Counting particles in microscopic systems
Pp. 72-92 (21)
The determination of fragment particle number distributions in
microscopic systems is a fundamental problem. It requires a proper quantum
mechanical treatment accounting for indistinguishability of identical particles.
The results also depend on the predictive power of the many-body dynamical
theory used to describe the evolution of the system. The widely used timedependent
Hartree-Fock (TDHF) mean-field approximation can describe quasielastic
transfer probabilities, but it underpredicts the variance of the fragment
particle number distributions in more violent reactions such as deep-inelastic collisions.
The latter require beyond mean-field fluctuations which are described,
e.g., within the time-dependent random-phase approximation (TDRPA). Applications
of the TDHF formalism and its extension including pairing correlations
at the BCS level, as well as TDRPA calculations are presented in the nuclear
physics context. Examples include transfer reactions and fission. Numerical
aspects are emphasised.
transfer reactions, mass and charge distributions, particle number projection
technique, Time-Dependent Hartree-Fock theory, Time-Dependent Random Phase Approximation

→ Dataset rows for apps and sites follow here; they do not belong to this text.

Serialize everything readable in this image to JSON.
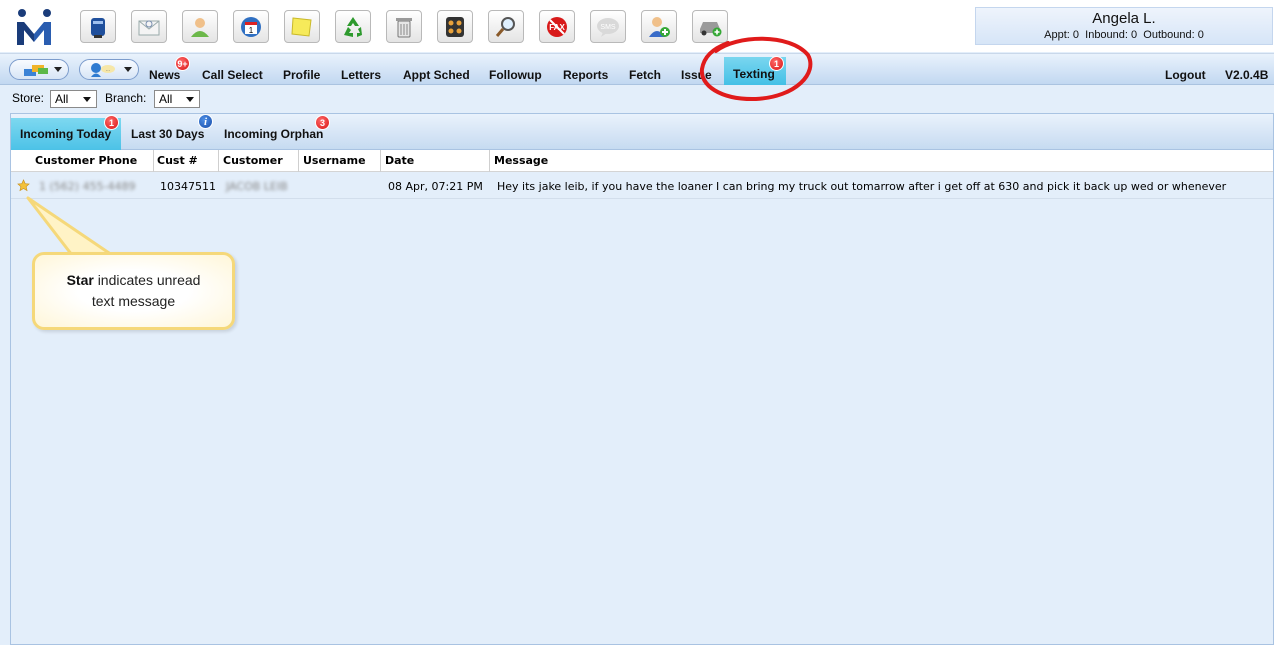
{
  "user": {
    "name": "Angela L.",
    "appt_label": "Appt:",
    "appt_value": "0",
    "inbound_label": "Inbound:",
    "inbound_value": "0",
    "outbound_label": "Outbound:",
    "outbound_value": "0"
  },
  "toolbar_icons": [
    "mailbox-icon",
    "email-icon",
    "person-icon",
    "calendar-icon",
    "sticky-note-icon",
    "recycle-icon",
    "trash-icon",
    "calculator-icon",
    "magnifier-icon",
    "no-fax-icon",
    "sms-icon",
    "add-user-icon",
    "car-add-icon"
  ],
  "toolbar_sms_text": "SMS",
  "toolbar_calendar_text": "1",
  "nav": {
    "items": [
      "News",
      "Call Select",
      "Profile",
      "Letters",
      "Appt Sched",
      "Followup",
      "Reports",
      "Fetch",
      "Issue"
    ],
    "active": "Texting",
    "news_badge": "9+",
    "texting_badge": "1",
    "logout": "Logout",
    "version": "V2.0.4B"
  },
  "filters": {
    "store_label": "Store:",
    "store_value": "All",
    "branch_label": "Branch:",
    "branch_value": "All"
  },
  "tabs": {
    "active": "Incoming Today",
    "active_badge": "1",
    "last30": "Last 30 Days",
    "last30_badge": "i",
    "orphan": "Incoming Orphan",
    "orphan_badge": "3"
  },
  "table": {
    "headers": [
      "Customer Phone",
      "Cust #",
      "Customer",
      "Username",
      "Date",
      "Message"
    ],
    "rows": [
      {
        "phone": "1 (562) 455-4489",
        "cust_num": "10347511",
        "customer": "JACOB LEIB",
        "username": "",
        "date": "08 Apr, 07:21 PM",
        "message": "Hey its jake leib, if you have the loaner I can bring my truck out tomarrow after i get off at 630 and pick it back up  wed or whenever"
      }
    ]
  },
  "callout": {
    "bold": "Star",
    "text_line1": "indicates unread",
    "text_line2": "text message"
  },
  "colors": {
    "accent_tab": "#4cc2e7",
    "badge_red": "#d81414",
    "annotation_red": "#e01b1b",
    "callout_border": "#f5d87a"
  }
}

Department of Nuclear Physics, Research School of Physics and Engineering, The Australian National University, Canberra ACT 2601, Australia.